The four-party meeting was highly dramatic. Even though the subject was the regional peace initiative, a substantial chunk of the discussions related to the situation in the overall region. Abdullah and Sissi took Kerry to task for the Obama administration’s policies in the Middle East, both regarding Iran and Syria. Still, the two reacted positively to his proposal and tried to convince Netanyahu to accept it.
The former senior U.S. officials said Netanyahu was hesitant. Instead of relating exclusively to Kerry’s plan, they said he presented a plan of his own at the four-party meeting, which he called his five-point plan. Through the plan, Netanyahu expressed a readiness to take the steps regarding the Palestinians in the West Bank and the Gaza Strip that he had spoken with Kerry about in November 2015. He also said he would release a statement relating positively to the Arab Peace Initiative.
In return, Netanyahu asked that the negotiations with the Palestinians be resumed and that a regional peace summit be convened that would include attendance by senior representatives from Saudi Arabia, the United Arab Emirates and other Sunni Muslim countries.
After several hours of talks, the leaders returned to their capitals agreeing to consider the various proposals. But the secret summit in Aqaba had an almost immediate effect on domestic Israeli politics. It provided the basis on which two or three weeks later Netanyahu and Herzog discussed a national unity government.
During the contacts, Netanyahu briefed Herzog on the summit in Aqaba. Herzog, who was skeptical, tried to clarify whether there was anything to it. He spoke by phone with Kerry, Abdullah and Sissi on the details.
The leaders of Egypt and Jordan were skeptical over Netanyahu’s ability to advance a genuine diplomatic process with his governing coalition. The two viewed the entry of Herzog or Yesh Atid leader Yair Lapid into Netanyahu’s coalition as “earnest money” on the part of Netanyahu that would justify their pressing the Palestinians, or an effort to enlist the participation of Saudi Arabia and other Arab countries in a regional summit.

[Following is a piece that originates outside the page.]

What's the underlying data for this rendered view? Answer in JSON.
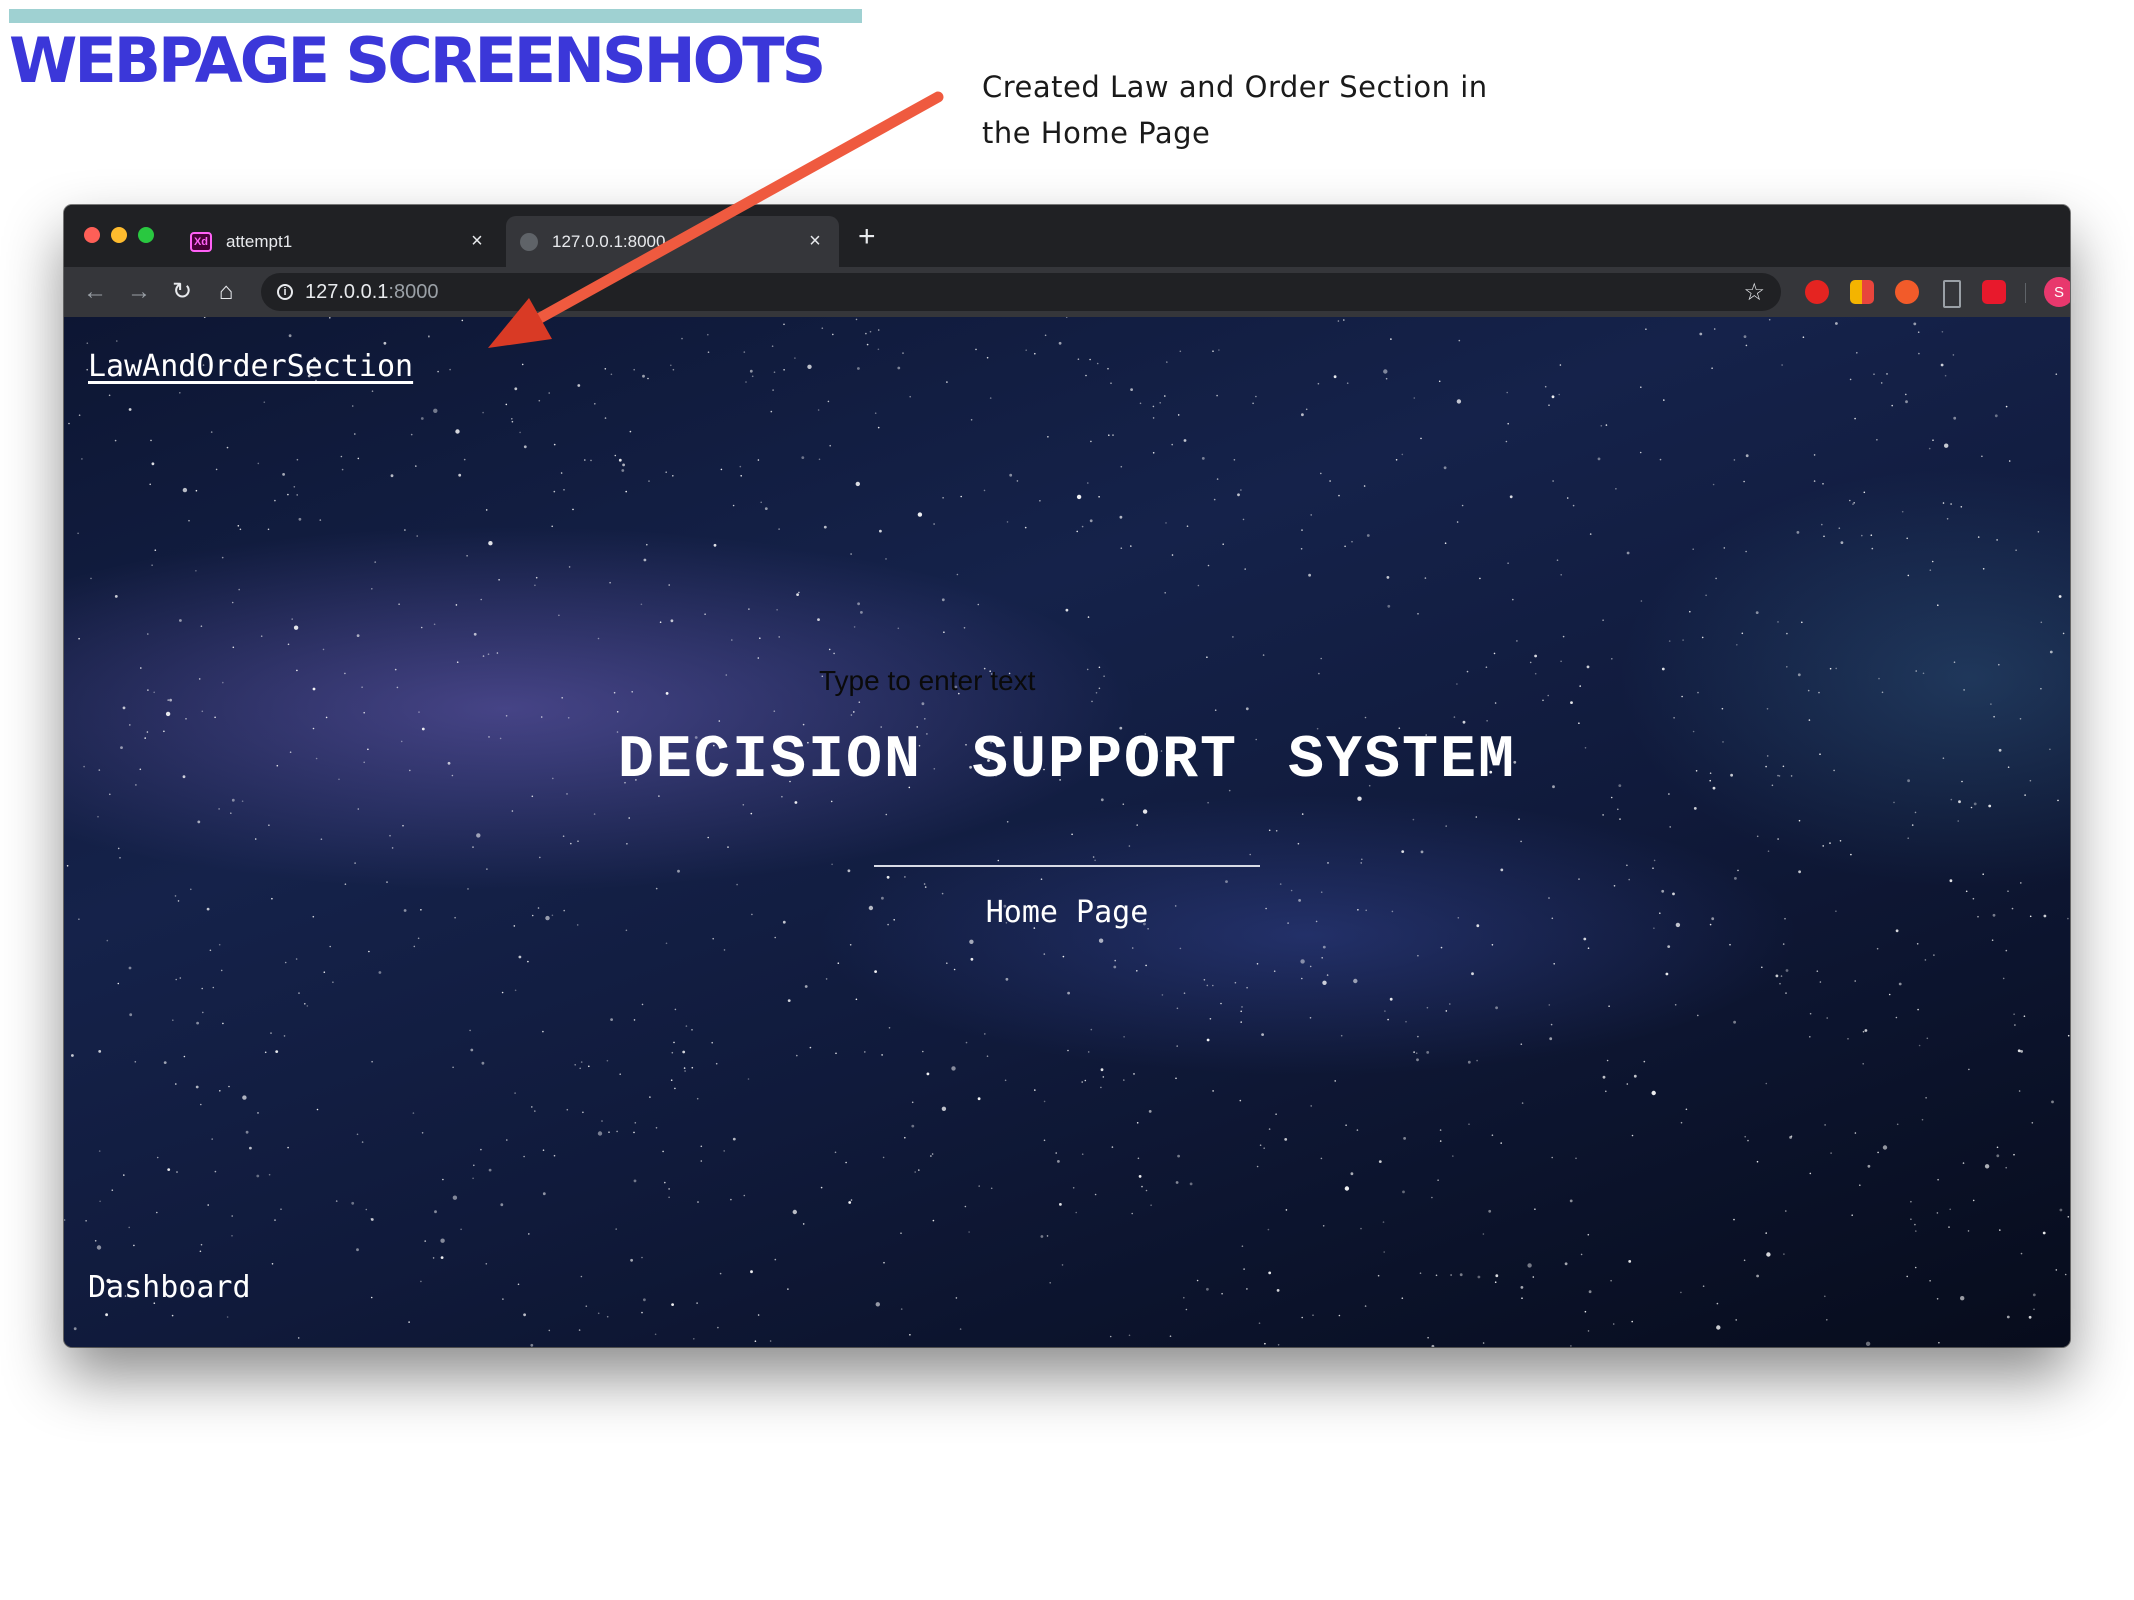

Yesterday, Herzog refused to confirm that the phone calls took place, or to provide details of any kind on the subject. Still, the information that Herzog received in March 2016 regarding the secret summit in Aqaba as well as the Kerry plan and the positions taken by Abdullah and Sissi are apparently what convinced him to enter intensive talks with Netanyahu and to publicly state on May 15 that a rare regional-diplomatic opportunity had been created that might not recur.
But just a few days after Herzog made his comments, the coalition negotiations ran aground. Netanyahu decided to abandon the talks with Herzog in favor of having Yisrael Beiteinu join the government, along with the appointment of the party’s leader, Avigdor Lieberman, as defense minister.
On May 31, minutes after Lieberman was sworn in at the Knesset, he and Netanyahu told the cameras that they supported a two-state solution to the conflict with the Palestinians. They added that the Arab Peace Initiative included positive components that could help revive the talks with the Palestinians.
In the nine months that have elapsed since, there has been no progress on the diplomatic front. Last Wednesday, at a White House press conference with Trump, Netanyahu again called for the advancement of a regional peace initiative.
“For the first time in my lifetime, and for the first time in the life of my country, Arab countries in the region do not see Israel as an enemy, but, increasingly, as an ally,” Netanyahu said. Addressing Trump directly, he added: “I believe that under your leadership, this change in our region creates an unprecedented opportunity to strengthen security and advance peace. Let us seize this moment together.”